Santa pays a call on a friend at Loma Linda University Children’s Hospital. For his day job, Santa works as a radio personality at KCAL 96.7 FM.
!”

Ms. Allbee notes that none of the spirit of Christmas volunteers—including the 40 who recently banded together to deliver 2007’s bumper crop of gifts—accept a penny for their services.

“Nobody gets paid for gas or anything,” she says. “If there’s any money left over at the end of one year, it gets rolled over to the next.”

The results of the spirit of Christmas project are apparently long-lasting. “One of the families we visited seven years ago had a son who was chronically ill,” Ms. Allbee recalls. “To make matters worse, his dad had just lost his job and the family had no money for Christmas. We took gifts over to the house when the kids were in school.

“When we got there,” she continues, “the mother ushered us into the room with the Christmas tree.”

She adds, “It was completely bare.
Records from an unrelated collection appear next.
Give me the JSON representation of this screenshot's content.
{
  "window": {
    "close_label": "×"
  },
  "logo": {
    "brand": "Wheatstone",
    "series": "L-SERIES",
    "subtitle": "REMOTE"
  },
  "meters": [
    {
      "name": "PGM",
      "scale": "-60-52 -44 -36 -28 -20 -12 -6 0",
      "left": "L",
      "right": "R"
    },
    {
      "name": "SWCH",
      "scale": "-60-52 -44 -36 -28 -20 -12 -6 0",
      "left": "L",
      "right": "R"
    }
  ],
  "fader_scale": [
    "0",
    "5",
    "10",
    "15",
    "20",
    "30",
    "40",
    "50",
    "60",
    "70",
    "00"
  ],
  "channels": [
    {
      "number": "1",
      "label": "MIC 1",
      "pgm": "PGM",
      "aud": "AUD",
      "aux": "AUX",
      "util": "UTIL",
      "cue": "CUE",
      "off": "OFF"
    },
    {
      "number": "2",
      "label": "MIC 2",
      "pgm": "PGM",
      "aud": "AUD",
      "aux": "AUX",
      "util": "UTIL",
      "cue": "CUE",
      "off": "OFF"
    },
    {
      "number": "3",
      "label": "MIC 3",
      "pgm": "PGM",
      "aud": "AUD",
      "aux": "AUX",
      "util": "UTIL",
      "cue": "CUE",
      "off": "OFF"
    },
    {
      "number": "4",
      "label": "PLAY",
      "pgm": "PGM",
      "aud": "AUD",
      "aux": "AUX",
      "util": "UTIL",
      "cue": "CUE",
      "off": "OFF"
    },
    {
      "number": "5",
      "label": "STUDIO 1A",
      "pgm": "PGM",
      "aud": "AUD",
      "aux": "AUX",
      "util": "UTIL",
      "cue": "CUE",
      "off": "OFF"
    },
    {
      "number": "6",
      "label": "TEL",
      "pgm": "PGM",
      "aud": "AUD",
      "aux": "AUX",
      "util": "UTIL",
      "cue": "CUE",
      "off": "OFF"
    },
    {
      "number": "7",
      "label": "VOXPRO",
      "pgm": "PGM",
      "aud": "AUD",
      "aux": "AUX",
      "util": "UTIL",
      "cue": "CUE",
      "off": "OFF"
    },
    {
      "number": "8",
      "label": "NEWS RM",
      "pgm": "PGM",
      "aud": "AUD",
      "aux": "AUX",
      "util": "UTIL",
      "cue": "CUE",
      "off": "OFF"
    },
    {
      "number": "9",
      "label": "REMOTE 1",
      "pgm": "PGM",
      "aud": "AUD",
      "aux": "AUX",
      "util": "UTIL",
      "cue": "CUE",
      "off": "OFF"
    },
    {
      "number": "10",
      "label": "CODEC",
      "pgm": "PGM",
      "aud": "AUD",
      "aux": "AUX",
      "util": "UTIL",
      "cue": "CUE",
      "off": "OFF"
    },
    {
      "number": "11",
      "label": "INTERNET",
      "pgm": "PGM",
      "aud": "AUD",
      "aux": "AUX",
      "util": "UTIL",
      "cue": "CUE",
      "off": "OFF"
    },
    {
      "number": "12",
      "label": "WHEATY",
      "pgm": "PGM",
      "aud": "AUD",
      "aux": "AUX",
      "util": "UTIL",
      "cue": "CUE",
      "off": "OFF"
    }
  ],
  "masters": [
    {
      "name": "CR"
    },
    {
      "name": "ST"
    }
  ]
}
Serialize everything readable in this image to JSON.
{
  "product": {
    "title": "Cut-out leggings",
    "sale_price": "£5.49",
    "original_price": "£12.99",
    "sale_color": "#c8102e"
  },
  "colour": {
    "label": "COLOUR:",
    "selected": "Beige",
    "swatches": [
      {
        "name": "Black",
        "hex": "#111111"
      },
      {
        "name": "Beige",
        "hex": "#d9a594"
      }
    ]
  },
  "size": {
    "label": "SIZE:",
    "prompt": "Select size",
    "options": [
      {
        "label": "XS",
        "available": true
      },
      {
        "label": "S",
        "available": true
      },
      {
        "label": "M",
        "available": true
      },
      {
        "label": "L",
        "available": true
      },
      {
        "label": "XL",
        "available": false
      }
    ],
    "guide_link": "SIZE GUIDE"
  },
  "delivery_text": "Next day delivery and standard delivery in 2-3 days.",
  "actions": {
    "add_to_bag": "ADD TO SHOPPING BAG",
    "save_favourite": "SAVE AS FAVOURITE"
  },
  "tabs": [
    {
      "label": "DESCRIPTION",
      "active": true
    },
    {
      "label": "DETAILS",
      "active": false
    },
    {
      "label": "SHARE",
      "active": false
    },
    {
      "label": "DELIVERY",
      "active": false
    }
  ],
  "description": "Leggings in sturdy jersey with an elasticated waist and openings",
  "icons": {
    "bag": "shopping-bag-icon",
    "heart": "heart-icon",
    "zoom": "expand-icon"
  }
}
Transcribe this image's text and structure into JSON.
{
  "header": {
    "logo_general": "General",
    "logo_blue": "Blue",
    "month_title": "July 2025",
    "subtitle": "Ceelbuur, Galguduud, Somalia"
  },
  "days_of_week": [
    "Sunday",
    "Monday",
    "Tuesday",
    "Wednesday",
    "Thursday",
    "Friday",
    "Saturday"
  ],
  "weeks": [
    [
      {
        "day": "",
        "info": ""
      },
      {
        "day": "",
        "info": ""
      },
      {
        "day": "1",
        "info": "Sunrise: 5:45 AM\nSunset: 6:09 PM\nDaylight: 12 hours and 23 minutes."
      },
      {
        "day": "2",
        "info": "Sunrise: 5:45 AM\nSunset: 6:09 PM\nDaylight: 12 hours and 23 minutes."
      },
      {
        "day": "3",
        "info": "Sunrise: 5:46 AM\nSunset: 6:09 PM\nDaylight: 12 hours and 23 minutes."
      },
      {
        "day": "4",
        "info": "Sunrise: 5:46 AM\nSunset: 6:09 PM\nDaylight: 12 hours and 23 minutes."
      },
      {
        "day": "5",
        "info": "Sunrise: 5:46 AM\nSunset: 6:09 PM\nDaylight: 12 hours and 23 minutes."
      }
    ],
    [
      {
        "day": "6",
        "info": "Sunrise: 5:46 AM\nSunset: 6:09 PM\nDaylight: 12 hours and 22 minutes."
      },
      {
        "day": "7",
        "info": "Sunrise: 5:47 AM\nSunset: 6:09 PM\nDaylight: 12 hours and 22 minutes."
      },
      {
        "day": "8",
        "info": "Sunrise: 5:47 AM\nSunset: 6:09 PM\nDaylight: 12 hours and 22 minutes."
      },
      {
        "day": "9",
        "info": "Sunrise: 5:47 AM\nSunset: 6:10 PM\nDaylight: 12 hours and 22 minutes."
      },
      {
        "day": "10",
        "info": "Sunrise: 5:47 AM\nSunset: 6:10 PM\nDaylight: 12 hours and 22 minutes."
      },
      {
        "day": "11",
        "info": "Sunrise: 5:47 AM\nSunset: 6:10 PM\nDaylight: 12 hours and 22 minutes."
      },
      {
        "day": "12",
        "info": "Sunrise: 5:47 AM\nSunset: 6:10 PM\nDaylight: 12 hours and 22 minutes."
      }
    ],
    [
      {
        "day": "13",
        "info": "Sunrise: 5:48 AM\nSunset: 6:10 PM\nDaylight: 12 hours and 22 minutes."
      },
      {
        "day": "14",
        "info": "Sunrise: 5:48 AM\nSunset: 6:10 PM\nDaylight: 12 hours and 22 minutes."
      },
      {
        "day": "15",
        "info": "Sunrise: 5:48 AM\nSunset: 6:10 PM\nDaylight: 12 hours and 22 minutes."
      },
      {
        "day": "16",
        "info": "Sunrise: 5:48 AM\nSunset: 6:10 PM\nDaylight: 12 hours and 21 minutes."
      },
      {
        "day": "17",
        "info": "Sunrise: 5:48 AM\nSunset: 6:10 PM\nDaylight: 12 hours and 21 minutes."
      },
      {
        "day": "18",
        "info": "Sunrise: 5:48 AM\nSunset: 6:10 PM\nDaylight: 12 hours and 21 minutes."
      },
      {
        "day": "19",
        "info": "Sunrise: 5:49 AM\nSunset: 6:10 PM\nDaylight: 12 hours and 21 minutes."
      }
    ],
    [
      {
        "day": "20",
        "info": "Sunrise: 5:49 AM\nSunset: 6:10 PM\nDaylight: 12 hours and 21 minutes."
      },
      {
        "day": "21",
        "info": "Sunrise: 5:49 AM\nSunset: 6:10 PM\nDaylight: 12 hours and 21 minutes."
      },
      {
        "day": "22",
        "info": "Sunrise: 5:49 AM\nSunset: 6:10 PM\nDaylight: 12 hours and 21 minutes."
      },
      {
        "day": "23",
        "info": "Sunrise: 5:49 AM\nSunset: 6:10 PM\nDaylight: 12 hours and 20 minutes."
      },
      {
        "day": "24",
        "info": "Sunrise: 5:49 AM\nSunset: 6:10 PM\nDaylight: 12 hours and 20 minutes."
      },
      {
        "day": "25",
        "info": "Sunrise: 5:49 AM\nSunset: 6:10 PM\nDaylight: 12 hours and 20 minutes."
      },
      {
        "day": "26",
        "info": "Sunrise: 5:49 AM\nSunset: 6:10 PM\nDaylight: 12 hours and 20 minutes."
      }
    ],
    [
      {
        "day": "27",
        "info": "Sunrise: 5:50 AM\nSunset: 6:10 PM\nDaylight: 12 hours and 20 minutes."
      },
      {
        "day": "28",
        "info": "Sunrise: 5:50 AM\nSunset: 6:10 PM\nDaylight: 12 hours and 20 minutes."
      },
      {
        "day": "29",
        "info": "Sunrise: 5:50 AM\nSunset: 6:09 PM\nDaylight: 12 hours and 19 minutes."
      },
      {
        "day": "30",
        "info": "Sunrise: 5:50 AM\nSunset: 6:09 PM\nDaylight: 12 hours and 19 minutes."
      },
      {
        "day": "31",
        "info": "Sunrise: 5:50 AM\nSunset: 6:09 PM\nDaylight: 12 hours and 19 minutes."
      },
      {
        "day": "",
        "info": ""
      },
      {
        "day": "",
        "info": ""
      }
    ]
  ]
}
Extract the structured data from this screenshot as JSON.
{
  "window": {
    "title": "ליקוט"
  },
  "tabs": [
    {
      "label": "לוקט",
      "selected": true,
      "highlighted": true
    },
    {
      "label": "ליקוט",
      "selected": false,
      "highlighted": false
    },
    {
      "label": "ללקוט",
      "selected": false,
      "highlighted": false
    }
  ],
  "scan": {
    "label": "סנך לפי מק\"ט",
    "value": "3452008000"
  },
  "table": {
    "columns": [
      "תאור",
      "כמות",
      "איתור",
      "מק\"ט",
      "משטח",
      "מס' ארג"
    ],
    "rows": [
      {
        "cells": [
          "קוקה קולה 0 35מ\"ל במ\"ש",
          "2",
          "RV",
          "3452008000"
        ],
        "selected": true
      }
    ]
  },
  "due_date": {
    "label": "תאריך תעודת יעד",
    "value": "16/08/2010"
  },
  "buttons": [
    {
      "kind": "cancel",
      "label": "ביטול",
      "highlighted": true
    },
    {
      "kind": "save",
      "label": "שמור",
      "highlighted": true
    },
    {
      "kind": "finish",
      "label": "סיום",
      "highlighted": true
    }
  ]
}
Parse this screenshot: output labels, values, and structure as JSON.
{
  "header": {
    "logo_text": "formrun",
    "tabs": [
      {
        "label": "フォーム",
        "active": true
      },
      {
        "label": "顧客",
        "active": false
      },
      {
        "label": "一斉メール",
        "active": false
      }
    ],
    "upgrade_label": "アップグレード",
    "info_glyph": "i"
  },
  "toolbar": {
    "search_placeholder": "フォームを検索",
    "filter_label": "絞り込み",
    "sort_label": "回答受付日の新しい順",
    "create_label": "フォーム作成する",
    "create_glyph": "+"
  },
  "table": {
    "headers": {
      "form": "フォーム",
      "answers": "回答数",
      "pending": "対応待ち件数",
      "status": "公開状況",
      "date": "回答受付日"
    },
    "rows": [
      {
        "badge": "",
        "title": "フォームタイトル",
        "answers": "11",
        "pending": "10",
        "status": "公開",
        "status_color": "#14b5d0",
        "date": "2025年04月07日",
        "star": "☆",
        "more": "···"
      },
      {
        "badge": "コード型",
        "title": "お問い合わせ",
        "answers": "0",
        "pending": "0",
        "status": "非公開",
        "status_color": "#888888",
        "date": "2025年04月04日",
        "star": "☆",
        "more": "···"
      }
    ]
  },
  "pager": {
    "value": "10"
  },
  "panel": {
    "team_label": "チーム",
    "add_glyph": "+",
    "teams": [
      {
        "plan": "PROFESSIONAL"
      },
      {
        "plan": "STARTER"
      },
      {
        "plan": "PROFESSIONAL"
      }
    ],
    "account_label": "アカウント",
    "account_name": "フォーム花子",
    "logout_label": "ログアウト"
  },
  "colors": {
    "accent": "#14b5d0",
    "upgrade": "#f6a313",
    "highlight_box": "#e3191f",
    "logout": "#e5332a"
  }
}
We left a letter on the tree from Santa telling the children that he wanted them to have a really wonderful Christmas and knew this was an especially tough year for them.”

Ms. Allbee catches her breath before continuing. “The kids were ecstatic! They thought Christmas was going to be very bleak that year, but instead they got all these neat gifts.”

She continues, “What impressed me was that just the other day, I got a call from the mother—seven years after the fact—to say that the kids still remember that Christmas and talk about it from time to time.

“Until this year, she had never told them who Santa was that year. When they found out, they were very grateful. That was very nice to hear.”

Individuals who would like to participate in the 2008 spirit of Christmas are invited to contact Alane Allbee by e-mail at <aallbee@llu.edu>.

By James Ponder
Volunteers from the 2007 spirit of Christmas project congregate on the stairs of an apartment home where they delivered Christmas gifts to a family in need.
Volunteers from the 2007 spirit of Christmas project congregate on the stairs of an apartment home where they delivered Christmas gifts to a family in need. According to Alane Allbee, the project involves countless individuals including employees, members of their families, friends, business partners, and a Brownie troop.

TODAY news for Thursday, January 28, 2008